New research invites publishers to participate in Australia’s accessibility journey
Book publishers are invited to contribute to an exciting new benchmarking study about inclusive publishing in Australia.
The research is being spearheaded by Agata Mrva-Montoya, lecturer and Degree Director, Master of Publishing, at the University of Sydney (currently on leave from her role as Publishing Manager at Sydney University Press). In our previously-published Q&A, she described how a lack of accessible formats led to “global book famine” and reduced opportunities for the blind, visually-impaired and print-disabled.
“It has been estimated that in Australia there are over 575,000 people who are blind or vision impaired and more than 2 million with dyslexia,” Agata reported, “and with the aging population, this number will grow.
“Making ‘born-accessible’ books is about ensuring access to information for all; accessible books benefit all readers, not just those who are visually impaired. It is also about future-proofing digital formats so that as the technology and software change, publishers can easily release content in new formats.”

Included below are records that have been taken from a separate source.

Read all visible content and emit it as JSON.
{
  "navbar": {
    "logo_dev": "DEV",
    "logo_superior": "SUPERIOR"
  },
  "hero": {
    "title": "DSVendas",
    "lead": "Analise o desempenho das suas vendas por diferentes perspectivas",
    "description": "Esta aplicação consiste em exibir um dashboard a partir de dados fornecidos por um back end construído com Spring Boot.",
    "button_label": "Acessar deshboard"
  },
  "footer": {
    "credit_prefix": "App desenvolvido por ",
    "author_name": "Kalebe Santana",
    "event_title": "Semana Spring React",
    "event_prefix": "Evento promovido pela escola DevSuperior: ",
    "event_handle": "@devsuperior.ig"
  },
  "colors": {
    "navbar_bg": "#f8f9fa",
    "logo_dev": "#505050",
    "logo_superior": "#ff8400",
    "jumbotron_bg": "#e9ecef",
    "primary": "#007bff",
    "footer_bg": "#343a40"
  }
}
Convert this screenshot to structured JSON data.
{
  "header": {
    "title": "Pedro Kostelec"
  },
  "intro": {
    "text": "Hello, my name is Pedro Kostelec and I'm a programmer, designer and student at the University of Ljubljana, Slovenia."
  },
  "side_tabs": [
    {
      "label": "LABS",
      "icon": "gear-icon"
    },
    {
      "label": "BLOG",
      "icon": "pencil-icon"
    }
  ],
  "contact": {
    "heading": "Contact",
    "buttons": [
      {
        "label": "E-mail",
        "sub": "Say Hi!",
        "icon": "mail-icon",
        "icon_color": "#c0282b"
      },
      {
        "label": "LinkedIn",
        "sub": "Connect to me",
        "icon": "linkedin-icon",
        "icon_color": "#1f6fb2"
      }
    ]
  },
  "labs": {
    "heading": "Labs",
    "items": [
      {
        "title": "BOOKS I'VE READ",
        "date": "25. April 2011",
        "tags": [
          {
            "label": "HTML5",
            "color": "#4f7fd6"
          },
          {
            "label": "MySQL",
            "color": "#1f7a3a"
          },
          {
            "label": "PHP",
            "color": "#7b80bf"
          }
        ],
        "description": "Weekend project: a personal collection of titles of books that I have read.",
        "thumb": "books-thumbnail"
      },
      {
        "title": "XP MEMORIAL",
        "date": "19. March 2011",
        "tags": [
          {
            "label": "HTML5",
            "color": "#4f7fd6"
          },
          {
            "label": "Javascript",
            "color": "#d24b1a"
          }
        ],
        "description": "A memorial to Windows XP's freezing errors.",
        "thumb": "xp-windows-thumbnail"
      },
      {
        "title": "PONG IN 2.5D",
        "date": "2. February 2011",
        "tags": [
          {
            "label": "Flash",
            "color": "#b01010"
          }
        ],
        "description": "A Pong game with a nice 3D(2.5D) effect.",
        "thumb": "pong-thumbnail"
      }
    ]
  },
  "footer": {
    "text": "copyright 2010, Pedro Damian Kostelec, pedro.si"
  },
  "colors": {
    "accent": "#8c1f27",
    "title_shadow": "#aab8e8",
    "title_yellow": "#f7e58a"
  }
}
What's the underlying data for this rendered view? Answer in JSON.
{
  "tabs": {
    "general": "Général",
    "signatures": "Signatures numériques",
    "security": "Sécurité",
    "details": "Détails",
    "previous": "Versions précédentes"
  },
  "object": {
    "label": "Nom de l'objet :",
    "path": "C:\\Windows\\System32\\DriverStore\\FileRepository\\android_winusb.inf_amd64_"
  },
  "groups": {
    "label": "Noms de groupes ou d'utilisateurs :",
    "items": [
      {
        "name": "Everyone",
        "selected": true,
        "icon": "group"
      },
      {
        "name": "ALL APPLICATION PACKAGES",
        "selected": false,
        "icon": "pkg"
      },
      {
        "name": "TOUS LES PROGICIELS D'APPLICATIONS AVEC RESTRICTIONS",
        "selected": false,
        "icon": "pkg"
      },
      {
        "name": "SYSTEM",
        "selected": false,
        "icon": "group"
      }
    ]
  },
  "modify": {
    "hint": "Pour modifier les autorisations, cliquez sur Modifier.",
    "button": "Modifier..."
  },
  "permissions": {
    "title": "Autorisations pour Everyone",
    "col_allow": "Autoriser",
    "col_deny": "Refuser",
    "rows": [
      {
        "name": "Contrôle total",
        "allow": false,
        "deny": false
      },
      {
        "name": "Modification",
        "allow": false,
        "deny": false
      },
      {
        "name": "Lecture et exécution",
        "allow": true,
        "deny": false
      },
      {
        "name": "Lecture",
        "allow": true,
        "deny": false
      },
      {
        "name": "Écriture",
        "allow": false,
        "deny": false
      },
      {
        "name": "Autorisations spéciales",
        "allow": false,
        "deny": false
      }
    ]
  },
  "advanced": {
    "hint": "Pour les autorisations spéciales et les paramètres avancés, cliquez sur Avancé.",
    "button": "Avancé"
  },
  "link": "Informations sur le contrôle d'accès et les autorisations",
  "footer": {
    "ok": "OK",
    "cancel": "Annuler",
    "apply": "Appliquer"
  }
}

Agata’s research will begin with a survey for publishing staff involved in either book production or the implementation of accessibility standards. Responses will help lay the groundwork for inclusive publishing workflows that enable people with print disabilities to have easy and timely access to reading material.
The project has been developed in collaboration with the Round Table on Information Access for People with Print Disabilities and the Australian Inclusive Publishing Initiative (AIPI). Copyright Agency is a member of both the Round Table and the AIPI and supports the latter through our Cultural Fund.
Publishers are welcome to respond to the survey anytime between now and Friday 31 July.